All of us were on the edge and D especially appeared to have entirely lost his sense of direction. He began taking needless shortcuts requiring us to slide down steep paths to cut across the road but when we reached the road and looked at where we came from, we realised we would have made it faster and safer if we had just walked along.
The hailstorm showed no signs of abating. But now it was accompanied by lightning bursts. The lightning was so intense that I could feel it strike the dirt road just ahead. This made us scamper for any shelter we could find. We found a small village below the road and stood under the roof of a house. But when we heard the sounds of a vehicle on the road, we broke into another run. My joy knew no bounds when I saw that the vehicle stopped for us. It was a large Innova and belonged to a politician. The driver rolled down his window, had one good look at us, then rolled it back up and sped away.
In 20 minutes, another big SUV passed by, another belonging to a politician, and another that sped away after taking a good look at us. I began to feel it was a far better decision to go with the Army guy. AR too made sure D and I knew what a terrible decision we had made and suggested we go back to the tented shack and look for the Army guy. As we were about to walk back, we heard another vehicle approach the road below us and we made another run for it.
It was a sumo ferrying passengers to the village of Song. But since it wasn’t carrying a politician, we could have a conversation with the driver. To our considerable delight, he was okay with us hopping in. Song was a proper town, so we could maybe figure out some accommodation there, maybe in a dhaba, maybe in a shop.
On the way, I wondered aloud if it was possible to go all the way to Bageshwar.
“I wouldn’t want to drive all the way to Bageshwar in the night in this weather,” the driver said, “But…”
“But what?”, we said.
“But if you’re willing to pay extra, I don’t mind.”
I was willing to pay more than extra, I said excitedly, much to consternation of both AR and D, who seemed to be on the same side for a change. But we agreed on a fare that wasn’t extortionate.

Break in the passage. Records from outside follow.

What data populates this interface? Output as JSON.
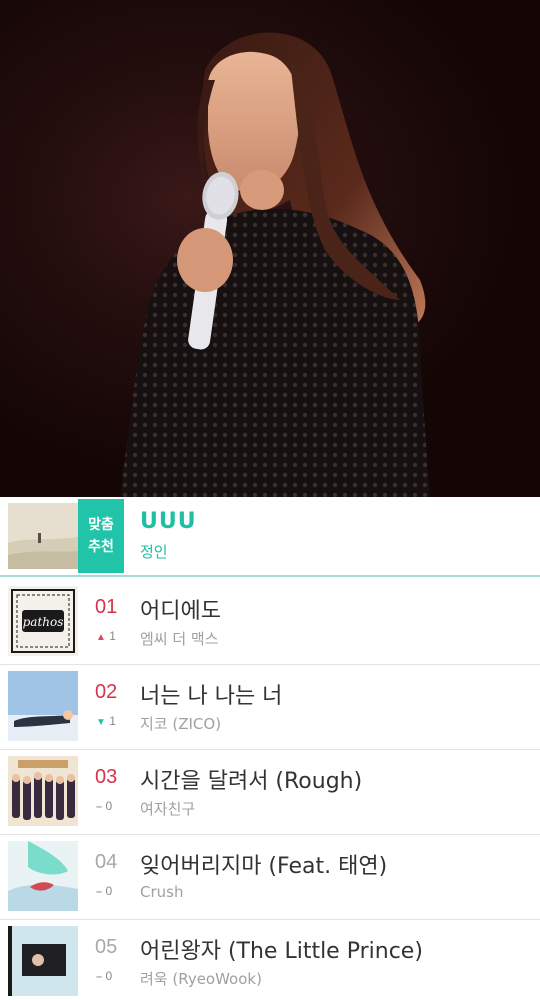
{
  "photo": {
    "subject": "singer-with-microphone-photo"
  },
  "recommend": {
    "badge_line1": "맞춤",
    "badge_line2": "추천",
    "title": "UUU",
    "artist": "정인"
  },
  "chart": [
    {
      "rank": "01",
      "change": "1",
      "direction": "up",
      "title": "어디에도",
      "artist": "엠씨 더 맥스",
      "album_text": "pathos"
    },
    {
      "rank": "02",
      "change": "1",
      "direction": "down",
      "title": "너는 나 나는 너",
      "artist": "지코 (ZICO)"
    },
    {
      "rank": "03",
      "change": "0",
      "direction": "same",
      "title": "시간을 달려서 (Rough)",
      "artist": "여자친구"
    },
    {
      "rank": "04",
      "change": "0",
      "direction": "same",
      "title": "잊어버리지마 (Feat. 태연)",
      "artist": "Crush"
    },
    {
      "rank": "05",
      "change": "0",
      "direction": "same",
      "title": "어린왕자 (The Little Prince)",
      "artist": "려욱 (RyeoWook)"
    }
  ],
  "colors": {
    "accent": "#21c4a8",
    "rank_hot": "#d8324a",
    "rank_cold": "#a8a8a8",
    "up": "#e0455c",
    "down": "#21c4a8"
  }
}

AR had left some luggage at the TRH in Loharkhet which was a small detour from Song. So we went there, picked it up, and reached Bageshwar at 10 pm in the night. I congratulated myself for leaving some of my clothes at the hotel I had stayed in because everything in my bag was wet. After a quick change of clothes, the three of us went to the only restaurant that was open. It was quietest dinner I’ve ever had with the three of us so exhausted that we spent 30 minutes eating our meal in complete silence.